"UC can be a long and complicated road, but with a good gastroenterologist by your side, it doesn't have to be a hard road or a painful one," says Thomas Cataldo, MD. He's a staff surgeon in colon and rectal surgery at Beth Israel Deaconess Medical Center in Boston.
Discuss Your Triggers
To keep symptoms away, most people need to take drugs that fight inflammation in their digestive tract, turn down their immune systems, or both.
When flares start, it could be that your doctor needs to change your treatment doses. Medications -- prescription and over-the-counter alike -- are common triggers. Your symptoms can also get worse if you don’t take your meds on schedule or if you stop taking them altogether. That's why it's important to be honest with your doctor about the drugs you’re taking. A medical condition like an infection could also cause a problem, so you and your doctor should talk about your overall health.
"The biggest thing is communication," Cataldo says. "Your doctor will need to know everything that's happening."
If you keep a food diary to help spot foods that trigger flares, bring it to your checkup. Not only can it help you create an "eat this, not that" list, it can also help your doctor tell if you're getting the nutrition you need.

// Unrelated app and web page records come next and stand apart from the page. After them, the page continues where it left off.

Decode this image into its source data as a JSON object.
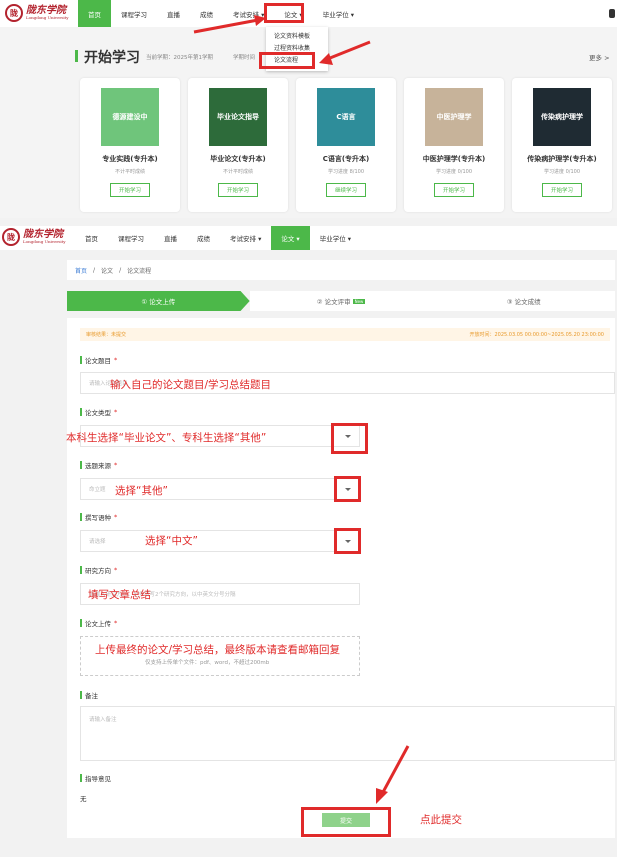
{
  "top": {
    "logo_cn": "陇东学院",
    "logo_en": "Longdong University",
    "nav": [
      "首页",
      "课程学习",
      "直播",
      "成绩",
      "考试安排 ▾",
      "论文 ▾",
      "毕业学位 ▾"
    ],
    "dropdown": [
      "论文资料模板",
      "过程资料收集",
      "论文流程"
    ],
    "section_title": "开始学习",
    "semester": "当前学期：2025年第1学期",
    "semester_extra": "学期时间",
    "more": "更多 >",
    "courses": [
      {
        "title": "专业实践(专升本)",
        "sub": "不计平时成绩",
        "btn": "开始学习",
        "cover_text": "德源建设中",
        "cover_color": "#6fc57b"
      },
      {
        "title": "毕业论文(专升本)",
        "sub": "不计平时成绩",
        "btn": "开始学习",
        "cover_text": "毕业论文指导",
        "cover_color": "#2d6b3a"
      },
      {
        "title": "C语言(专升本)",
        "sub": "学习进度 8/100",
        "btn": "继续学习",
        "cover_text": "C语言",
        "cover_color": "#2e8d9a"
      },
      {
        "title": "中医护理学(专升本)",
        "sub": "学习进度 0/100",
        "btn": "开始学习",
        "cover_text": "中医护理学",
        "cover_color": "#c7b39a"
      },
      {
        "title": "传染病护理学(专升本)",
        "sub": "学习进度 0/100",
        "btn": "开始学习",
        "cover_text": "传染病护理学",
        "cover_color": "#1f2b33"
      }
    ]
  },
  "second": {
    "nav": [
      "首页",
      "课程学习",
      "直播",
      "成绩",
      "考试安排 ▾",
      "论文 ▾",
      "毕业学位 ▾"
    ],
    "breadcrumb": [
      "首页",
      "论文",
      "论文流程"
    ],
    "steps": [
      "① 论文上传",
      "② 论文评审",
      "③ 论文成绩"
    ],
    "steps_badge": "New",
    "notice_left": "审核结果：未提交",
    "notice_right": "开放时间：2025.03.05 00:00:00~2025.05.20 23:00:00",
    "fields": {
      "title": {
        "label": "论文题目",
        "placeholder": "请输入论文题目"
      },
      "type": {
        "label": "论文类型",
        "placeholder": ""
      },
      "source": {
        "label": "选题来源",
        "placeholder": "命立题"
      },
      "lang": {
        "label": "撰写语种",
        "placeholder": "请选择"
      },
      "direction": {
        "label": "研究方向",
        "placeholder": "请输入研究方向，至多填写2个研究方向，以中英文分号分隔"
      },
      "upload": {
        "label": "论文上传",
        "hint": "仅支持上传单个文件：pdf、word，不超过200mb"
      },
      "remark": {
        "label": "备注",
        "placeholder": "请输入备注"
      },
      "advice": {
        "label": "指导意见",
        "value": "无"
      }
    },
    "submit": "提交"
  },
  "annotations": {
    "title": "输入自己的论文题目/学习总结题目",
    "type": "本科生选择“毕业论文”、专科生选择“其他”",
    "source": "选择“其他”",
    "lang": "选择“中文”",
    "direction": "填写文章总结",
    "upload": "上传最终的论文/学习总结，最终版本请查看邮箱回复",
    "submit": "点此提交"
  },
  "colors": {
    "accent": "#4cb849",
    "annotation": "#e02a2a"
  }
}
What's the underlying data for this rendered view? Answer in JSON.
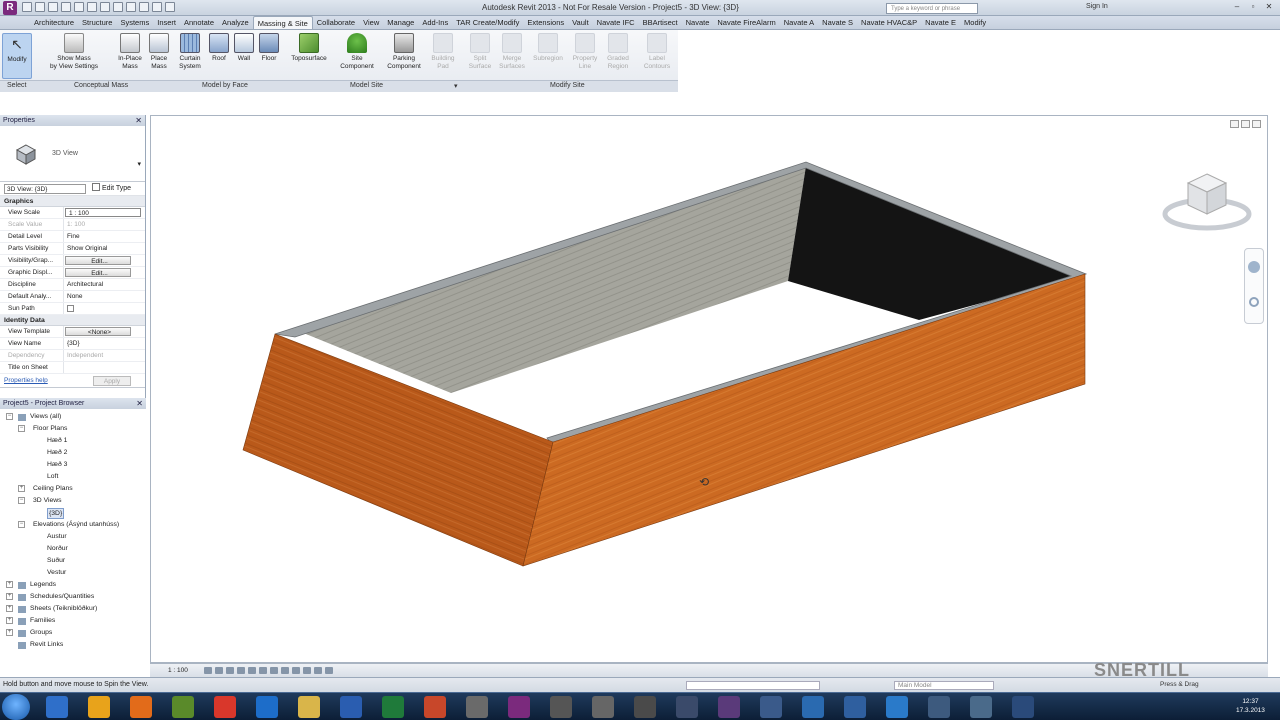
{
  "window": {
    "title": "Autodesk Revit 2013 - Not For Resale Version - Project5 - 3D View: {3D}",
    "search_placeholder": "Type a keyword or phrase",
    "sign_in": "Sign In"
  },
  "tabs": [
    "Architecture",
    "Structure",
    "Systems",
    "Insert",
    "Annotate",
    "Analyze",
    "Massing & Site",
    "Collaborate",
    "View",
    "Manage",
    "Add-Ins",
    "TAR Create/Modify",
    "Extensions",
    "Vault",
    "Navate IFC",
    "BBArtisect",
    "Navate",
    "Navate FireAlarm",
    "Navate A",
    "Navate S",
    "Navate HVAC&P",
    "Navate E",
    "Modify"
  ],
  "active_tab": "Massing & Site",
  "ribbon": {
    "modify": "Modify",
    "show_mass": [
      "Show Mass",
      "by View Settings"
    ],
    "in_place_mass": [
      "In-Place",
      "Mass"
    ],
    "place_mass": [
      "Place",
      "Mass"
    ],
    "curtain_system": [
      "Curtain",
      "System"
    ],
    "roof": "Roof",
    "wall": "Wall",
    "floor": "Floor",
    "toposurface": "Toposurface",
    "site_component": [
      "Site",
      "Component"
    ],
    "parking_component": [
      "Parking",
      "Component"
    ],
    "building_pad": [
      "Building",
      "Pad"
    ],
    "split_surface": [
      "Split",
      "Surface"
    ],
    "merge_surfaces": [
      "Merge",
      "Surfaces"
    ],
    "subregion": "Subregion",
    "property_line": [
      "Property",
      "Line"
    ],
    "graded_region": [
      "Graded",
      "Region"
    ],
    "label_contours": [
      "Label",
      "Contours"
    ],
    "panels": {
      "select": "Select",
      "conceptual_mass": "Conceptual Mass",
      "model_by_face": "Model by Face",
      "model_site": "Model Site",
      "modify_site": "Modify Site"
    }
  },
  "properties": {
    "title": "Properties",
    "type_name": "3D View",
    "instance_selector": "3D View: {3D}",
    "edit_type": "Edit Type",
    "graphics_section": "Graphics",
    "identity_section": "Identity Data",
    "rows": [
      {
        "k": "View Scale",
        "v": "1 : 100"
      },
      {
        "k": "Scale Value",
        "v": "1:  100"
      },
      {
        "k": "Detail Level",
        "v": "Fine"
      },
      {
        "k": "Parts Visibility",
        "v": "Show Original"
      },
      {
        "k": "Visibility/Grap...",
        "v": "Edit..."
      },
      {
        "k": "Graphic Displ...",
        "v": "Edit..."
      },
      {
        "k": "Discipline",
        "v": "Architectural"
      },
      {
        "k": "Default Analy...",
        "v": "None"
      },
      {
        "k": "Sun Path",
        "v": ""
      }
    ],
    "identity_rows": [
      {
        "k": "View Template",
        "v": "<None>"
      },
      {
        "k": "View Name",
        "v": "{3D}"
      },
      {
        "k": "Dependency",
        "v": "Independent"
      },
      {
        "k": "Title on Sheet",
        "v": ""
      }
    ],
    "help": "Properties help",
    "apply": "Apply"
  },
  "browser": {
    "title": "Project5 - Project Browser",
    "nodes": {
      "views": "Views (all)",
      "floor_plans": "Floor Plans",
      "h1": "Hæð 1",
      "h2": "Hæð 2",
      "h3": "Hæð 3",
      "loft": "Loft",
      "ceiling": "Ceiling Plans",
      "views3d": "3D Views",
      "v3d": "{3D}",
      "elev": "Elevations (Ásýnd utanhúss)",
      "austur": "Austur",
      "nordur": "Norður",
      "sudur": "Suður",
      "vestur": "Vestur",
      "legends": "Legends",
      "schedules": "Schedules/Quantities",
      "sheets": "Sheets (Teikniblöðkur)",
      "families": "Families",
      "groups": "Groups",
      "links": "Revit Links"
    }
  },
  "viewbar": {
    "scale": "1 : 100"
  },
  "status": {
    "text": "Hold button and move mouse to Spin the View.",
    "model": "Main Model",
    "press_drag": "Press & Drag"
  },
  "watermark": "SNERTILL",
  "clock": {
    "time": "12:37",
    "date": "17.3.2013"
  },
  "colors": {
    "wall_exterior": "#c8621e",
    "wall_interior": "#9a9a93",
    "ribbon_bg": "#eef1f5"
  }
}
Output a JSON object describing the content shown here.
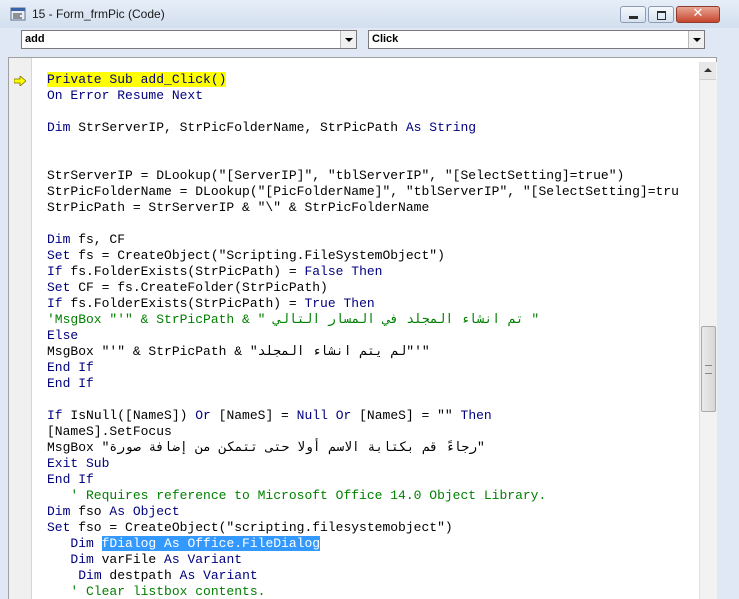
{
  "window": {
    "title": "15 - Form_frmPic (Code)",
    "buttons": [
      "minimize",
      "maximize",
      "close"
    ],
    "close_glyph": "✕"
  },
  "combos": {
    "object_value": "add",
    "procedure_value": "Click"
  },
  "icons": {
    "app": "vba-code-icon",
    "execution_pointer": "execution-arrow-icon"
  },
  "colors": {
    "keyword": "#00007f",
    "comment": "#007f00",
    "current_line_highlight": "#ffff00",
    "selection": "#3399ff"
  },
  "code_lines": [
    [
      {
        "t": "Private Sub add_Click()",
        "c": "kw hl-yellow"
      }
    ],
    [
      {
        "t": "On Error Resume Next",
        "c": "kw"
      }
    ],
    [],
    [
      {
        "t": "Dim",
        "c": "kw"
      },
      {
        "t": " StrServerIP, StrPicFolderName, StrPicPath "
      },
      {
        "t": "As",
        "c": "kw"
      },
      {
        "t": " "
      },
      {
        "t": "String",
        "c": "kw"
      }
    ],
    [],
    [],
    [
      {
        "t": "StrServerIP = DLookup(\"[ServerIP]\", \"tblServerIP\", \"[SelectSetting]=true\")"
      }
    ],
    [
      {
        "t": "StrPicFolderName = DLookup(\"[PicFolderName]\", \"tblServerIP\", \"[SelectSetting]=tru"
      }
    ],
    [
      {
        "t": "StrPicPath = StrServerIP & \"\\\" & StrPicFolderName"
      }
    ],
    [],
    [
      {
        "t": "Dim",
        "c": "kw"
      },
      {
        "t": " fs, CF"
      }
    ],
    [
      {
        "t": "Set",
        "c": "kw"
      },
      {
        "t": " fs = CreateObject(\"Scripting.FileSystemObject\")"
      }
    ],
    [
      {
        "t": "If",
        "c": "kw"
      },
      {
        "t": " fs.FolderExists(StrPicPath) = "
      },
      {
        "t": "False",
        "c": "kw"
      },
      {
        "t": " "
      },
      {
        "t": "Then",
        "c": "kw"
      }
    ],
    [
      {
        "t": "Set",
        "c": "kw"
      },
      {
        "t": " CF = fs.CreateFolder(StrPicPath)"
      }
    ],
    [
      {
        "t": "If",
        "c": "kw"
      },
      {
        "t": " fs.FolderExists(StrPicPath) = "
      },
      {
        "t": "True",
        "c": "kw"
      },
      {
        "t": " "
      },
      {
        "t": "Then",
        "c": "kw"
      }
    ],
    [
      {
        "t": "'MsgBox \"'\" & StrPicPath & \" تم انشاء المجلد في المسار التالي \"",
        "c": "cm"
      }
    ],
    [
      {
        "t": "Else",
        "c": "kw"
      }
    ],
    [
      {
        "t": "MsgBox \"'\" & StrPicPath & \"لم يتم انشاء المجلد\"'\""
      }
    ],
    [
      {
        "t": "End If",
        "c": "kw"
      }
    ],
    [
      {
        "t": "End If",
        "c": "kw"
      }
    ],
    [],
    [
      {
        "t": "If",
        "c": "kw"
      },
      {
        "t": " IsNull([NameS]) "
      },
      {
        "t": "Or",
        "c": "kw"
      },
      {
        "t": " [NameS] = "
      },
      {
        "t": "Null",
        "c": "kw"
      },
      {
        "t": " "
      },
      {
        "t": "Or",
        "c": "kw"
      },
      {
        "t": " [NameS] = \"\" "
      },
      {
        "t": "Then",
        "c": "kw"
      }
    ],
    [
      {
        "t": "[NameS].SetFocus"
      }
    ],
    [
      {
        "t": "MsgBox \"رجاءً قم بكتابة الاسم أولا حتى تتمكن من إضافة صورة\""
      }
    ],
    [
      {
        "t": "Exit Sub",
        "c": "kw"
      }
    ],
    [
      {
        "t": "End If",
        "c": "kw"
      }
    ],
    [
      {
        "t": "   ' Requires reference to Microsoft Office 14.0 Object Library.",
        "c": "cm"
      }
    ],
    [
      {
        "t": "Dim",
        "c": "kw"
      },
      {
        "t": " fso "
      },
      {
        "t": "As",
        "c": "kw"
      },
      {
        "t": " "
      },
      {
        "t": "Object",
        "c": "kw"
      }
    ],
    [
      {
        "t": "Set",
        "c": "kw"
      },
      {
        "t": " fso = CreateObject(\"scripting.filesystemobject\")"
      }
    ],
    [
      {
        "t": "   "
      },
      {
        "t": "Dim",
        "c": "kw"
      },
      {
        "t": " "
      },
      {
        "t": "fDialog As Office.FileDialog",
        "c": "sel"
      }
    ],
    [
      {
        "t": "   "
      },
      {
        "t": "Dim",
        "c": "kw"
      },
      {
        "t": " varFile "
      },
      {
        "t": "As",
        "c": "kw"
      },
      {
        "t": " "
      },
      {
        "t": "Variant",
        "c": "kw"
      }
    ],
    [
      {
        "t": "    "
      },
      {
        "t": "Dim",
        "c": "kw"
      },
      {
        "t": " destpath "
      },
      {
        "t": "As",
        "c": "kw"
      },
      {
        "t": " "
      },
      {
        "t": "Variant",
        "c": "kw"
      }
    ],
    [
      {
        "t": "   ' Clear listbox contents.",
        "c": "cm"
      }
    ]
  ]
}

"Some people stop eating to make their flares stop, and that can be very harmful," Cataldo says.
Observe Closely, Then Report
To help your doctor, Cataldo suggests you keep a close track of how often you go to the bathroom, how much comes out, and the amount of blood you might be losing.
"Is it 100 tiny squirts a day or 10 squirts with large volume?" he says. "Also, what does the blood look like? Is it watery or is it clots? Don't just poop and flush. Observe what you see. Keep a record."